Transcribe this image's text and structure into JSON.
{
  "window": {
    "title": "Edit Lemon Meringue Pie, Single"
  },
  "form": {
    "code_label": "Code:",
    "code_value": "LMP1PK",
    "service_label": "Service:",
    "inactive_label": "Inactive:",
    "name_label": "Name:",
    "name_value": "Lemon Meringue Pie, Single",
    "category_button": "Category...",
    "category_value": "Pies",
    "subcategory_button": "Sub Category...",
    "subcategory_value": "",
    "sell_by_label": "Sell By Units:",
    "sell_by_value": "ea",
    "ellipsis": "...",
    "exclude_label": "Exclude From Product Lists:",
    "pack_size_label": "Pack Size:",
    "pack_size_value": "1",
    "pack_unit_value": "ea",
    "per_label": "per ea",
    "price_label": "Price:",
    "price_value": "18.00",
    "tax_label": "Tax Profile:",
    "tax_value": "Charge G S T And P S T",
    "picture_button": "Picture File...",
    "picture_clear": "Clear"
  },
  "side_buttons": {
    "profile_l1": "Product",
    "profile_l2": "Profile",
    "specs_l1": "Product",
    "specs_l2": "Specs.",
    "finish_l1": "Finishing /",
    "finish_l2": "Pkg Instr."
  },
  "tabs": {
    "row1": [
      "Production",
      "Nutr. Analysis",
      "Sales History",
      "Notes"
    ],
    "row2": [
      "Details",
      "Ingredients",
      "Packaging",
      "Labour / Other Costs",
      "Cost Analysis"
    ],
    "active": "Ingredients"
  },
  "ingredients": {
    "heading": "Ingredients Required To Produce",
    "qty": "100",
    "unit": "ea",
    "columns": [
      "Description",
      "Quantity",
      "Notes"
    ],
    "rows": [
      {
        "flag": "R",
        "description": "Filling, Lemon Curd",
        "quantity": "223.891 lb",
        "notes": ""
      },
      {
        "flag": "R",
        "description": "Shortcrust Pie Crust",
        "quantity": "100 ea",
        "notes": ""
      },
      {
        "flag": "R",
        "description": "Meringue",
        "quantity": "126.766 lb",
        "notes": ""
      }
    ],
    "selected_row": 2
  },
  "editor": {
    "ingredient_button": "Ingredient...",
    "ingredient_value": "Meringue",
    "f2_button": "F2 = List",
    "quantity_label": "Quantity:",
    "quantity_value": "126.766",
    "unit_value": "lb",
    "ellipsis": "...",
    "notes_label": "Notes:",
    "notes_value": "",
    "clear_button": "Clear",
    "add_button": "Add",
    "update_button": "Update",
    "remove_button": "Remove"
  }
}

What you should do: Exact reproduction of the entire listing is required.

Output for this task:
Transcribe this image's text and structure into JSON.
{
  "window": {
    "title": "Edit Lemon Meringue Pie, Single"
  },
  "form": {
    "code_label": "Code:",
    "code_value": "LMP1PK",
    "service_label": "Service:",
    "inactive_label": "Inactive:",
    "name_label": "Name:",
    "name_value": "Lemon Meringue Pie, Single",
    "category_button": "Category...",
    "category_value": "Pies",
    "subcategory_button": "Sub Category...",
    "subcategory_value": "",
    "sell_by_label": "Sell By Units:",
    "sell_by_value": "ea",
    "ellipsis": "...",
    "exclude_label": "Exclude From Product Lists:",
    "pack_size_label": "Pack Size:",
    "pack_size_value": "1",
    "pack_unit_value": "ea",
    "per_label": "per ea",
    "price_label": "Price:",
    "price_value": "18.00",
    "tax_label": "Tax Profile:",
    "tax_value": "Charge G S T And P S T",
    "picture_button": "Picture File...",
    "picture_clear": "Clear"
  },
  "side_buttons": {
    "profile_l1": "Product",
    "profile_l2": "Profile",
    "specs_l1": "Product",
    "specs_l2": "Specs.",
    "finish_l1": "Finishing /",
    "finish_l2": "Pkg Instr."
  },
  "tabs": {
    "row1": [
      "Production",
      "Nutr. Analysis",
      "Sales History",
      "Notes"
    ],
    "row2": [
      "Details",
      "Ingredients",
      "Packaging",
      "Labour / Other Costs",
      "Cost Analysis"
    ],
    "active": "Ingredients"
  },
  "ingredients": {
    "heading": "Ingredients Required To Produce",
    "qty": "100",
    "unit": "ea",
    "columns": [
      "Description",
      "Quantity",
      "Notes"
    ],
    "rows": [
      {
        "flag": "R",
        "description": "Filling, Lemon Curd",
        "quantity": "223.891 lb",
        "notes": ""
      },
      {
        "flag": "R",
        "description": "Shortcrust Pie Crust",
        "quantity": "100 ea",
        "notes": ""
      },
      {
        "flag": "R",
        "description": "Meringue",
        "quantity": "126.766 lb",
        "notes": ""
      }
    ],
    "selected_row": 2
  },
  "editor": {
    "ingredient_button": "Ingredient...",
    "ingredient_value": "Meringue",
    "f2_button": "F2 = List",
    "quantity_label": "Quantity:",
    "quantity_value": "126.766",
    "unit_value": "lb",
    "ellipsis": "...",
    "notes_label": "Notes:",
    "notes_value": "",
    "clear_button": "Clear",
    "add_button": "Add",
    "update_button": "Update",
    "remove_button": "Remove"
  }
}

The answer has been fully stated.